Evening Out

Most love getting out for an evening. Recall how you feel when you get dressed up to go to the theater, visit friends or go into the big city for a frolicking night of fun.

When you dressed, were you thinking of what you’d eat for dinner? The great conversations you’d have? Seeing the people that you haven’t seen for a long while?

Your characters experience the same emotions. When you plan an evening out for them, remember to include details about the range of feelings that pass through. There will be a bit of anxiety, a bit of nervousness, a bit of dread if this isn’t something that your character enjoys.

Your task is to write a scene in which your character and another are preparing for a night out. Think of all the possible preparations involved. If there are children, then perhaps a babysitter is needed. If it’s a potluck, food has to be cooked. Clothing has to be chosen, hair done and makeup applied. Perhaps a bottle of wine is opened and another brought to the party.

Write several pages, then reread, looking to see if you captured the emotions. If you did, great. If not, what’s missing? Reread again, this time looking for places to amplify and expand emotions. Consider adding dialogue so that we see and feel the interplay between characters. Make the dialogue realistic for your story.

Have fun with this one.

The Intruder

Imagine.

There is a party. Tons of people are there, clustered in groups in the backyard, around the pool, in the pool, spread out throughout the house.

An argument ensues between two. Maybe a man and woman. Maybe two boys/girls.

Things get pretty heated verbally.

A person comes over to break things up. What does this person say/do?

Your task is to write the scene before the intruder gets involved. Include tons of dialogue. Details, such as facial expressions, body movements.

Then make the intruder notice what’s happening and walk over.

What happens next?

Have fun with this one.

Using Your Family Tree

Last week your task was to create a family tree for one of your characters. If you didn’t complete the task, now might be a good time to read last week’s post.

Your task this week is to use that tree to write a multigenerational story in which your protagonist interacts with at least one member of the extended family.

A fun story might be a conversation between a grandparent and grandchild. Think of the questions the younger person might ask and the responses the older would give. This might lead to fantastic stories of what grandpa did during the war or why grandma chose to go to nursing school.

Your story does not have to be long, but it should contain hefty amounts of dialogue so we get a feel as to how each character speaks, thinks and listens. There should be enough depth that we understand the relationship between the two as well as the different experiences each has had.

Have fun with this one.

Secondary Characters

 

Before the story begins, not only does our protagonist know what she wants, has known what she wants and has struggled with getting what she wants, but her friends and family have also struggled with their desires.

The overlap is what concerns the reader. Secondary characters are not just in the story in order to allow for dialogue, but to impact what happens to the protagonist, in both positive and negative ways.
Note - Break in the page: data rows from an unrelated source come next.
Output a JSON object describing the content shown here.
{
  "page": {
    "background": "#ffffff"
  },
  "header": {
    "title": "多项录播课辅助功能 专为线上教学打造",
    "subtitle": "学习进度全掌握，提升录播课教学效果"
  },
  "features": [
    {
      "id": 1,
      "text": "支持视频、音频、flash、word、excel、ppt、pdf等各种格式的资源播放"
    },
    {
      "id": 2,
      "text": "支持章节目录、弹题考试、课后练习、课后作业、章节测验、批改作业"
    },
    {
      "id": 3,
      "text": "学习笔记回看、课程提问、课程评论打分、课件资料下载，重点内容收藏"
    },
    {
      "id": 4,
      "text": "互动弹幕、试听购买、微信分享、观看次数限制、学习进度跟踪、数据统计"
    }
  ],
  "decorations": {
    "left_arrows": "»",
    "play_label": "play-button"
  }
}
Consider the so-called best friend who feeds the protagonist gossip about the boyfriend that causes a breakup so that now the friend can date the boy. The friend has an agenda that negatively impacts the protagonist, causing pain and anguish and forcing her to do something that she didn’t want to do. Now it may turn out that the breakup was a positive step, especially if the boyfriend is hyper-controlling or abusive, but in the immediate, the pain of separation is real.

Your task is to think of secondary characters that could populate your story. Make a list of who these people could be and their relationship to the protagonist. For example, a young person might be influenced by a teacher, an adult by a boss, a sick person by a nurse and a contractor by an engineer.

Make another list of issues that each secondary character brings to the story. For example, the teacher might be emotionally drained due to the illness of her husband, the boss might be up for a promotion if a project is well-received, the nurse might be struggling with paying the rent and the engineer might have lost important designs. The more issues you come up with, the better your options become.

From both of your lists, choose one character and one overriding issue. Your next step is to list ways in which this issue will affect your protagonist.

Your background work is now done. When you write interactions between your protagonist and your secondary character, do not fill space with the issues. Instead, consider the feelings of the secondary character facing the issue, and how those feelings affect the ways in which that character talks to your protagonist.

Write a scene rich with dialogue. The protagonist wants something because all protagonists must want something or there is no story. She meets her friend. They talk. The protagonist is hoping to hear words of reassurance or advice, but the secondary character is consumed by her own desires.

Imagine how fulfilling the conversation will be and what each character gets out of talking to the other.

This will not be an easy task.

Have fun with this one.